Next, push for an expansion of the Earned Income Tax Credit – a popular measure that rewards work. Instead of hammering productive Americans over their “unfair” advantages, and making the unemployed bitter about how the deck is stacked against them - let’s help those willing to work. This is therapy for the nation. Both Paul Ryan and President Obama have proposed increases in this anti-poverty approach; the Brookings Institute claims, “In 2012, the EITC pulled 6.5 million people out of poverty, including around 3.3 million children.” The squabble has been over how to pay for it. My advice – figure it out.
Next, pass some measures that would improve Obamacare. Ditch the 30-hour workweek and the medical devices tax; do not waste time sending the president a bill that repeals his signature law. The House has passed 40-plus repeal bills—the very kind of showboating that the country rightly detests. Americans are not stupid; they understand the difference between good governance and pretense.
Get rid of ten unnecessary government programs – the kind that retiring Senator Tom Coburn has pilloried in his annual “Wastebook.” Absurd outlays – like the $371,000 study of women’s emotions upon seeing their dog (versus seeing their child) or the $804,000 spent creating “Kiddio: Food Fight,” a smartphone game meant to enable parents who want their kids to eat more veggies. The kind that totaled $25 billion in this year’s (final) edition. Keep a scorecard. At the end of each year, announce what programs have been ditched, and how much taxpayers saved. Since most of us are pessimistic about our government, this might brighten the mood.
Finally, pass some small bills that begin to make our immigration system better serve the nation. Not every bill has to be a mammoth overarching reform measure. Obvious problems – like the difficulty faced by highly educated foreigners who would prefer to stay in this country – can be fixed without a gigantic battle.

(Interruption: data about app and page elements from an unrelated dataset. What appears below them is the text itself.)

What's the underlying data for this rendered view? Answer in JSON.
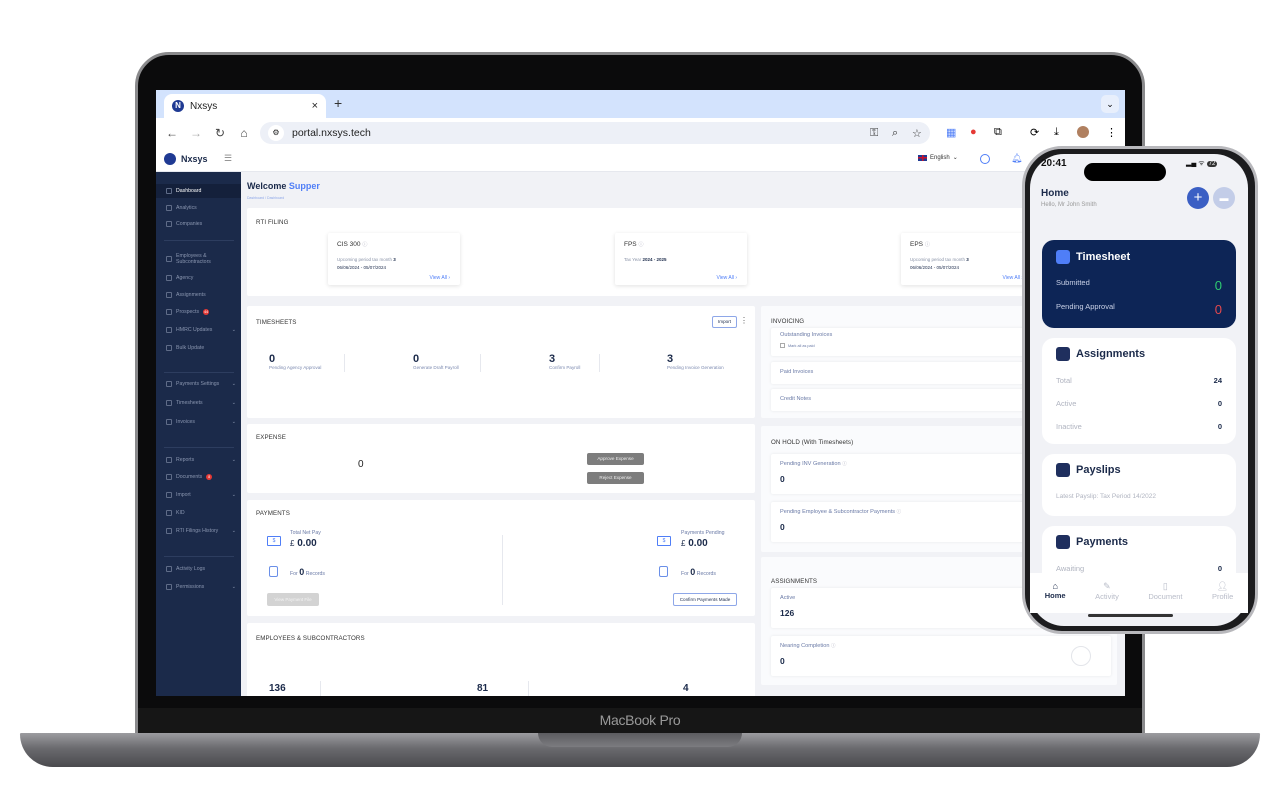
{
  "device": {
    "laptop_label": "MacBook Pro"
  },
  "browser": {
    "tab_title": "Nxsys",
    "url": "portal.nxsys.tech",
    "new_tab": "+",
    "close": "×"
  },
  "app": {
    "brand": "Nxsys",
    "language": "English",
    "welcome_prefix": "Welcome ",
    "user_name": "Supper",
    "breadcrumb": "Dashboard / Dashboard",
    "sidebar": [
      {
        "label": "Dashboard",
        "active": true
      },
      {
        "label": "Analytics"
      },
      {
        "label": "Companies"
      },
      {
        "label": "Employees & Subcontractors"
      },
      {
        "label": "Agency"
      },
      {
        "label": "Assignments"
      },
      {
        "label": "Prospects",
        "badge": "44"
      },
      {
        "label": "HMRC Updates",
        "chevron": true
      },
      {
        "label": "Bulk Update"
      },
      {
        "label": "Payments Settings",
        "chevron": true
      },
      {
        "label": "Timesheets",
        "chevron": true
      },
      {
        "label": "Invoices",
        "chevron": true
      },
      {
        "label": "Reports",
        "chevron": true
      },
      {
        "label": "Documents",
        "badge": "8"
      },
      {
        "label": "Import",
        "chevron": true
      },
      {
        "label": "KID"
      },
      {
        "label": "RTI Filings History",
        "chevron": true
      },
      {
        "label": "Activity Logs"
      },
      {
        "label": "Permissions",
        "chevron": true
      }
    ],
    "rti": {
      "title": "RTI FILING",
      "cards": [
        {
          "title": "CIS 300",
          "sub_label": "Upcoming period tax month",
          "sub_value": "3",
          "dates": "06/06/2024 - 05/07/2024",
          "link": "View All ›"
        },
        {
          "title": "FPS",
          "sub_label": "Tax Year",
          "sub_value": "2024 - 2025",
          "dates": "",
          "link": "View All ›"
        },
        {
          "title": "EPS",
          "sub_label": "Upcoming period tax month",
          "sub_value": "3",
          "dates": "06/06/2024 - 05/07/2024",
          "link": "View All ›"
        }
      ]
    },
    "timesheets": {
      "title": "TIMESHEETS",
      "import_label": "Import",
      "stats": [
        {
          "value": "0",
          "label": "Pending Agency Approval"
        },
        {
          "value": "0",
          "label": "Generate Draft Payroll"
        },
        {
          "value": "3",
          "label": "Confirm Payroll"
        },
        {
          "value": "3",
          "label": "Pending Invoice Generation"
        }
      ]
    },
    "expense": {
      "title": "EXPENSE",
      "value": "0",
      "approve": "Approve Expense",
      "reject": "Reject Expense"
    },
    "payments": {
      "title": "PAYMENTS",
      "left": {
        "label": "Total Net Pay",
        "currency": "£",
        "amount": "0.00",
        "for": "For",
        "records": "0",
        "records_label": "Records",
        "button": "View Payment File"
      },
      "right": {
        "label": "Payments Pending",
        "currency": "£",
        "amount": "0.00",
        "for": "For",
        "records": "0",
        "records_label": "Records",
        "button": "Confirm Payments Made"
      }
    },
    "employees": {
      "title": "EMPLOYEES & SUBCONTRACTORS",
      "values": [
        "136",
        "81",
        "4"
      ]
    },
    "invoicing": {
      "title": "INVOICING",
      "items": [
        "Outstanding Invoices",
        "Paid Invoices",
        "Credit Notes"
      ],
      "mark_paid": "Mark all as paid"
    },
    "on_hold": {
      "title": "ON HOLD (With Timesheets)",
      "items": [
        {
          "label": "Pending INV Generation",
          "value": "0"
        },
        {
          "label": "Pending Employee & Subcontractor Payments",
          "value": "0"
        }
      ]
    },
    "assignments": {
      "title": "ASSIGNMENTS",
      "items": [
        {
          "label": "Active",
          "value": "126"
        },
        {
          "label": "Nearing Completion",
          "value": "0"
        }
      ]
    }
  },
  "phone": {
    "time": "20:41",
    "battery": "72",
    "title": "Home",
    "greeting": "Hello, Mr John Smith",
    "timesheet": {
      "title": "Timesheet",
      "rows": [
        {
          "label": "Submitted",
          "value": "0",
          "color": "#2ecc71"
        },
        {
          "label": "Pending Approval",
          "value": "0",
          "color": "#e5484d"
        }
      ]
    },
    "assignments": {
      "title": "Assignments",
      "rows": [
        {
          "label": "Total",
          "value": "24"
        },
        {
          "label": "Active",
          "value": "0"
        },
        {
          "label": "Inactive",
          "value": "0"
        }
      ]
    },
    "payslips": {
      "title": "Payslips",
      "latest": "Latest Payslip: Tax Period 14/2022"
    },
    "payments": {
      "title": "Payments",
      "rows": [
        {
          "label": "Awaiting",
          "value": "0"
        }
      ]
    },
    "nav": [
      "Home",
      "Activity",
      "Document",
      "Profile"
    ]
  }
}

Republicans need to boost the morale of the nation. This is doable, and comes more naturally to the GOP than to Democrats, who tend to be a sour lot. Picture Hillary Clinton as homecoming queen and you’ll get the point.